#### ABOUT THIS EXERCISE
Please find all lines containing "Динкенбюльский" in the listing below and copy them.

#### MATERIAL PROVIDED
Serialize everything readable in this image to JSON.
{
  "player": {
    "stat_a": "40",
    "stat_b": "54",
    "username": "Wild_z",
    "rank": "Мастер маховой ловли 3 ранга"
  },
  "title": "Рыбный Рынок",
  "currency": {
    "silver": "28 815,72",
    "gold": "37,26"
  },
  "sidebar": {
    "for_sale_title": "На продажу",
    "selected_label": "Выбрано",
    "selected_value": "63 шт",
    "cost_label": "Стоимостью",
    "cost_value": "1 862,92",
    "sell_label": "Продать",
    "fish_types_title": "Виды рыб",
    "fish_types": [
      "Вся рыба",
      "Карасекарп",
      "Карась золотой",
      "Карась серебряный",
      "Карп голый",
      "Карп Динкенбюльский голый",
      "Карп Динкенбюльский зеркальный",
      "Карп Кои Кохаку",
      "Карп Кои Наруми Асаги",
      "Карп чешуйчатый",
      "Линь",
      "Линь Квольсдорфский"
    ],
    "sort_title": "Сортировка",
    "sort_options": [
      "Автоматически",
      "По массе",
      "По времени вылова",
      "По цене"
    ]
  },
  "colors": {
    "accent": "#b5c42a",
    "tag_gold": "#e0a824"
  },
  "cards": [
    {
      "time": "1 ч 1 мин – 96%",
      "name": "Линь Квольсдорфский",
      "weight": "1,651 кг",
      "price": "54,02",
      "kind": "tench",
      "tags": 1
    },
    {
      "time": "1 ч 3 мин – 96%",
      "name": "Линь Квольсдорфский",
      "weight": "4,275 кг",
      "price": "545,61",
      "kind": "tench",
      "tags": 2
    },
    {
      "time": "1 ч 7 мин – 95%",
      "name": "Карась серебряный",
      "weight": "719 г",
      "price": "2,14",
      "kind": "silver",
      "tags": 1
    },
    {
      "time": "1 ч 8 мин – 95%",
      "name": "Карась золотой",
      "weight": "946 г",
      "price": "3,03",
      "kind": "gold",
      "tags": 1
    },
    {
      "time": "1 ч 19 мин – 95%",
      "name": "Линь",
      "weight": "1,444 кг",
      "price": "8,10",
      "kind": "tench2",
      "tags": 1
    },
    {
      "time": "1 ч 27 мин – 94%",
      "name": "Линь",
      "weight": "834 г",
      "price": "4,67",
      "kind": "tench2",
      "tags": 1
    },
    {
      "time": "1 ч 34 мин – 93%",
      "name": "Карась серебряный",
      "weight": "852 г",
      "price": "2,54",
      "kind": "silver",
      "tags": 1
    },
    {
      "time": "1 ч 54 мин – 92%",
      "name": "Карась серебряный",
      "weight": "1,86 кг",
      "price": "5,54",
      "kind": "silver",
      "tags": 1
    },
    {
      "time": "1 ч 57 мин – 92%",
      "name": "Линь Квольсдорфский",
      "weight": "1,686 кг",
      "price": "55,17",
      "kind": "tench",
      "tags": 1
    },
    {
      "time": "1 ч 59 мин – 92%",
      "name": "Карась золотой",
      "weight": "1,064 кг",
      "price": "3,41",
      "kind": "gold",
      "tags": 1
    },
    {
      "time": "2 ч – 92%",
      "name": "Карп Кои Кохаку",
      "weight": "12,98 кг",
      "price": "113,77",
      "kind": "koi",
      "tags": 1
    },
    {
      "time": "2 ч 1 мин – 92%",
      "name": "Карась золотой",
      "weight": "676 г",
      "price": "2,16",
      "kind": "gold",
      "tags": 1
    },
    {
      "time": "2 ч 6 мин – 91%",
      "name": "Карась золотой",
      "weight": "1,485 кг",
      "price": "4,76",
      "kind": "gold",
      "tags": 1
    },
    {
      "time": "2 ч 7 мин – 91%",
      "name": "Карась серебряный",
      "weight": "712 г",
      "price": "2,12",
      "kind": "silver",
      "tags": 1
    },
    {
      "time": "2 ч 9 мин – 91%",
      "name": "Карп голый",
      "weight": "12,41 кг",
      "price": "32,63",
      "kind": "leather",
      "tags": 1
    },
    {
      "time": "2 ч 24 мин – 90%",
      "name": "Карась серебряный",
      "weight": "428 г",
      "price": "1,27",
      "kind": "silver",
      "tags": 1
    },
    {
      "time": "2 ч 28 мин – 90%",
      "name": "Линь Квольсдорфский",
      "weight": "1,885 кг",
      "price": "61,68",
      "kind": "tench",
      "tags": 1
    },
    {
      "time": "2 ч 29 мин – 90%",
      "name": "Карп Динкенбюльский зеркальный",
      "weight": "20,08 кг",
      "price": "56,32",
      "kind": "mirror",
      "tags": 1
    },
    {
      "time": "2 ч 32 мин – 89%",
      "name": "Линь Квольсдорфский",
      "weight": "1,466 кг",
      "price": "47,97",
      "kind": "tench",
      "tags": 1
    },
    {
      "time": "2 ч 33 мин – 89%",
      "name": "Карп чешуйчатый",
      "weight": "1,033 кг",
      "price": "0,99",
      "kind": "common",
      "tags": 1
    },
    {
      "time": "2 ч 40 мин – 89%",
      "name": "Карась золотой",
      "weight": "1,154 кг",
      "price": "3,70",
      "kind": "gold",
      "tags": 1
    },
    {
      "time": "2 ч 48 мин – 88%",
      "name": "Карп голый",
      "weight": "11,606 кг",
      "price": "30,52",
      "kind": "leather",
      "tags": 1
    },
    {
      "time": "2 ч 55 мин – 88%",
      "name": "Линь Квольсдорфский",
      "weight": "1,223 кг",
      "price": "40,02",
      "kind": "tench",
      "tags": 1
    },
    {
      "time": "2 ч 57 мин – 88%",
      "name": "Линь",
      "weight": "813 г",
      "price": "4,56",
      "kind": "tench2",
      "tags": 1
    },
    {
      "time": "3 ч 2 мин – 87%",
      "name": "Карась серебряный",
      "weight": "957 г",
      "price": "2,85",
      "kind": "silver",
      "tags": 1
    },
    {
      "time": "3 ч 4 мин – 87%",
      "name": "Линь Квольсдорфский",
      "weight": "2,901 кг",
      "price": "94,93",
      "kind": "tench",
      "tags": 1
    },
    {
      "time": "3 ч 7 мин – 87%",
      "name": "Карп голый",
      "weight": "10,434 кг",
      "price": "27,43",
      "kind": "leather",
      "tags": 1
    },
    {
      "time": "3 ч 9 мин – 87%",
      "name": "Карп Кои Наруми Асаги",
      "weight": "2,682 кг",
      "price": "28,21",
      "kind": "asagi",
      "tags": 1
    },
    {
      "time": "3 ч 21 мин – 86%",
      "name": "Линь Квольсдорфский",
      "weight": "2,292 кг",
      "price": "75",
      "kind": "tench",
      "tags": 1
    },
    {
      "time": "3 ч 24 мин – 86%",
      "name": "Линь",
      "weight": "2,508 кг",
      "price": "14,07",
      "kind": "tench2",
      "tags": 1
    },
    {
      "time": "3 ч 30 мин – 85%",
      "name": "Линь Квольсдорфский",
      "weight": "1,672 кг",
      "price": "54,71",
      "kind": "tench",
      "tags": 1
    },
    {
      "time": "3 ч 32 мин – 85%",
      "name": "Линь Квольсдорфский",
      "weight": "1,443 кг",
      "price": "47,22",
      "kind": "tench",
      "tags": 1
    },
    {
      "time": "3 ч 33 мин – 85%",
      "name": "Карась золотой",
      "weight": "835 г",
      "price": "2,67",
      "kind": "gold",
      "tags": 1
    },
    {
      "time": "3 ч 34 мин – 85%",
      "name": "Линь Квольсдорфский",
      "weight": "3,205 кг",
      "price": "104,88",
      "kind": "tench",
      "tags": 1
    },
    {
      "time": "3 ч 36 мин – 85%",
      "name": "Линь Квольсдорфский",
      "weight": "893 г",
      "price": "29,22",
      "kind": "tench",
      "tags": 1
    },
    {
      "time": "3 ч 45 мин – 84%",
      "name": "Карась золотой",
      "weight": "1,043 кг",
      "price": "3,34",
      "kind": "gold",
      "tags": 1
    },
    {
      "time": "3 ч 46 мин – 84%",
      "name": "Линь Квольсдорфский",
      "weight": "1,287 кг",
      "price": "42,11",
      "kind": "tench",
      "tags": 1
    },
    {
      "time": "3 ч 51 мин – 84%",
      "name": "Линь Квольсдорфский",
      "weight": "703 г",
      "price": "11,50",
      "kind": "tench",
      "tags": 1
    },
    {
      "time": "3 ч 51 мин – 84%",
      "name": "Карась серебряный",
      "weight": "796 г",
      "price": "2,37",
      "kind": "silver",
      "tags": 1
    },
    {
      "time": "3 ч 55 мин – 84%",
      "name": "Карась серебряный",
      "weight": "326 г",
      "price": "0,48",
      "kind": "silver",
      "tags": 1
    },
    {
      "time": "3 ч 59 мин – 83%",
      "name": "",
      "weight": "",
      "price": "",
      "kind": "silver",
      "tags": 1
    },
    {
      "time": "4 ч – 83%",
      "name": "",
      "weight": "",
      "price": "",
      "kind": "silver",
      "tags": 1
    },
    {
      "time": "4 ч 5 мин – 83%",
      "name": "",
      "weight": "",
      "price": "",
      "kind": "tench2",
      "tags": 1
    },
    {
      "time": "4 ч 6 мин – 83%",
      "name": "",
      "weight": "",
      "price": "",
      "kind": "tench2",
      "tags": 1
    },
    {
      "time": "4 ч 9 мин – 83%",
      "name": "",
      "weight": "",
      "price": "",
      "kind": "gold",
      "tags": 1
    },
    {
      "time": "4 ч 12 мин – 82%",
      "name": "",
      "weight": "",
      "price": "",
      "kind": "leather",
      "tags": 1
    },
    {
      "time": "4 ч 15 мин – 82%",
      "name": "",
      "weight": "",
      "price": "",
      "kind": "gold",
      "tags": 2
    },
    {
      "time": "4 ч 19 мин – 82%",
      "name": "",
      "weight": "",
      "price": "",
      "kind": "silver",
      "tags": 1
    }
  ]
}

#### EXERCISE ANSWER
      "Карп Динкенбюльский голый",
      "Карп Динкенбюльский зеркальный",
      "name": "Карп Динкенбюльский зеркальный",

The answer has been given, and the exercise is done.